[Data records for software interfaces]
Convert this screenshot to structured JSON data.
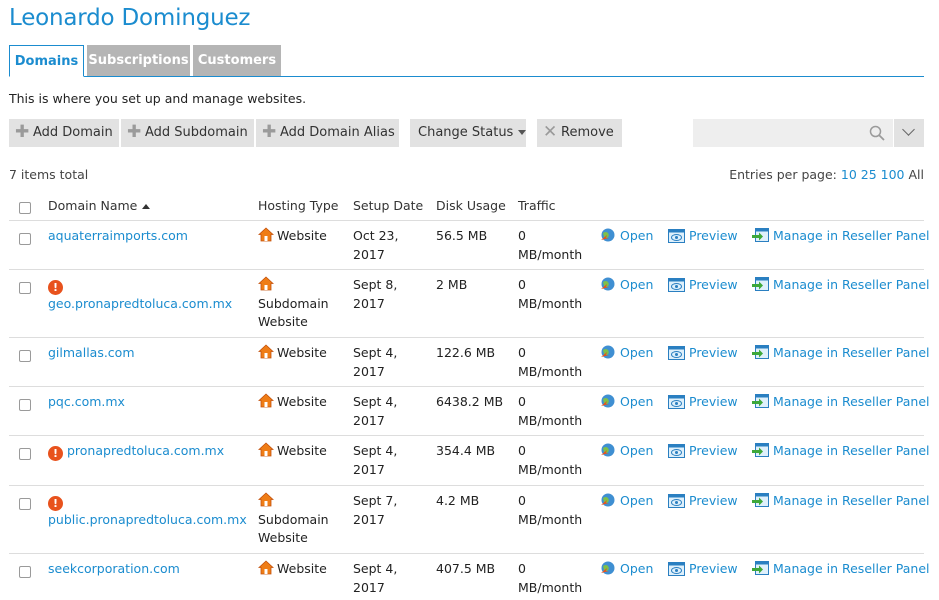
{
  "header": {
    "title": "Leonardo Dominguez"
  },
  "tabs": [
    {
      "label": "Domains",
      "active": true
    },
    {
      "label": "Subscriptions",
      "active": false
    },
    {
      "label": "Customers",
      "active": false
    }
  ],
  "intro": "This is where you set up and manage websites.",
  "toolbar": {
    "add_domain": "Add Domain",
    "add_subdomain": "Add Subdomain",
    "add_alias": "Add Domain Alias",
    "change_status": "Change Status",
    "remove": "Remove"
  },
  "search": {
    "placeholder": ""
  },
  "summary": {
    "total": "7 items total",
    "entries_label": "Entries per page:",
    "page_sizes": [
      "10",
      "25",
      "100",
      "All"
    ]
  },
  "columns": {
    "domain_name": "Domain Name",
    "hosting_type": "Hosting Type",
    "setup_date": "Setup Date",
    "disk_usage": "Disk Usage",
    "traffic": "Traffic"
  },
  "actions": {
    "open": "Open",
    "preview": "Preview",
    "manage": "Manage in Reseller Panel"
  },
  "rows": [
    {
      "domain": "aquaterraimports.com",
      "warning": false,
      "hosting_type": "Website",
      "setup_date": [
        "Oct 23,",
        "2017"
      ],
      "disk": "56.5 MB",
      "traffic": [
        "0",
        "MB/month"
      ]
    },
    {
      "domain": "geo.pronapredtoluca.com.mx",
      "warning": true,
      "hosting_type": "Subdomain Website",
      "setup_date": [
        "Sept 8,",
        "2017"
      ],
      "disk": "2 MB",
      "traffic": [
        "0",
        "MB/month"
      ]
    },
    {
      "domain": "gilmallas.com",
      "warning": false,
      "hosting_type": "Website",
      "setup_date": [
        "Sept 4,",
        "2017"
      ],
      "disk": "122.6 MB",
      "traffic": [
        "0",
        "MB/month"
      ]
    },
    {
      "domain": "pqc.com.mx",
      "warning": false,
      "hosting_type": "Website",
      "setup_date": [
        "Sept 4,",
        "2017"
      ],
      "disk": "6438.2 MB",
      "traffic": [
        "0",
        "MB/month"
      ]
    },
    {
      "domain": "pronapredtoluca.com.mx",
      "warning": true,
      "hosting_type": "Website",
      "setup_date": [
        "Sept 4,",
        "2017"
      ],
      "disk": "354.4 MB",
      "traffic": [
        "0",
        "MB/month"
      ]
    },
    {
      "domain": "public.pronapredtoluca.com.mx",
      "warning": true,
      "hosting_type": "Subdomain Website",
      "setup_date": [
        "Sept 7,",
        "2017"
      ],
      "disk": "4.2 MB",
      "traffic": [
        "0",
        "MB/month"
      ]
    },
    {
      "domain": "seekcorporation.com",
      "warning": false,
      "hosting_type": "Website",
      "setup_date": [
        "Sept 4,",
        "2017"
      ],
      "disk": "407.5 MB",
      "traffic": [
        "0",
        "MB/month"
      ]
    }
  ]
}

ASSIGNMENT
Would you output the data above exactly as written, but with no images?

EXERCISE OUTPUT
Convert this screenshot to structured JSON data.
{
  "header": {
    "title": "Leonardo Dominguez"
  },
  "tabs": [
    {
      "label": "Domains",
      "active": true
    },
    {
      "label": "Subscriptions",
      "active": false
    },
    {
      "label": "Customers",
      "active": false
    }
  ],
  "intro": "This is where you set up and manage websites.",
  "toolbar": {
    "add_domain": "Add Domain",
    "add_subdomain": "Add Subdomain",
    "add_alias": "Add Domain Alias",
    "change_status": "Change Status",
    "remove": "Remove"
  },
  "search": {
    "placeholder": ""
  },
  "summary": {
    "total": "7 items total",
    "entries_label": "Entries per page:",
    "page_sizes": [
      "10",
      "25",
      "100",
      "All"
    ]
  },
  "columns": {
    "domain_name": "Domain Name",
    "hosting_type": "Hosting Type",
    "setup_date": "Setup Date",
    "disk_usage": "Disk Usage",
    "traffic": "Traffic"
  },
  "actions": {
    "open": "Open",
    "preview": "Preview",
    "manage": "Manage in Reseller Panel"
  },
  "rows": [
    {
      "domain": "aquaterraimports.com",
      "warning": false,
      "hosting_type": "Website",
      "setup_date": [
        "Oct 23,",
        "2017"
      ],
      "disk": "56.5 MB",
      "traffic": [
        "0",
        "MB/month"
      ]
    },
    {
      "domain": "geo.pronapredtoluca.com.mx",
      "warning": true,
      "hosting_type": "Subdomain Website",
      "setup_date": [
        "Sept 8,",
        "2017"
      ],
      "disk": "2 MB",
      "traffic": [
        "0",
        "MB/month"
      ]
    },
    {
      "domain": "gilmallas.com",
      "warning": false,
      "hosting_type": "Website",
      "setup_date": [
        "Sept 4,",
        "2017"
      ],
      "disk": "122.6 MB",
      "traffic": [
        "0",
        "MB/month"
      ]
    },
    {
      "domain": "pqc.com.mx",
      "warning": false,
      "hosting_type": "Website",
      "setup_date": [
        "Sept 4,",
        "2017"
      ],
      "disk": "6438.2 MB",
      "traffic": [
        "0",
        "MB/month"
      ]
    },
    {
      "domain": "pronapredtoluca.com.mx",
      "warning": true,
      "hosting_type": "Website",
      "setup_date": [
        "Sept 4,",
        "2017"
      ],
      "disk": "354.4 MB",
      "traffic": [
        "0",
        "MB/month"
      ]
    },
    {
      "domain": "public.pronapredtoluca.com.mx",
      "warning": true,
      "hosting_type": "Subdomain Website",
      "setup_date": [
        "Sept 7,",
        "2017"
      ],
      "disk": "4.2 MB",
      "traffic": [
        "0",
        "MB/month"
      ]
    },
    {
      "domain": "seekcorporation.com",
      "warning": false,
      "hosting_type": "Website",
      "setup_date": [
        "Sept 4,",
        "2017"
      ],
      "disk": "407.5 MB",
      "traffic": [
        "0",
        "MB/month"
      ]
    }
  ]
}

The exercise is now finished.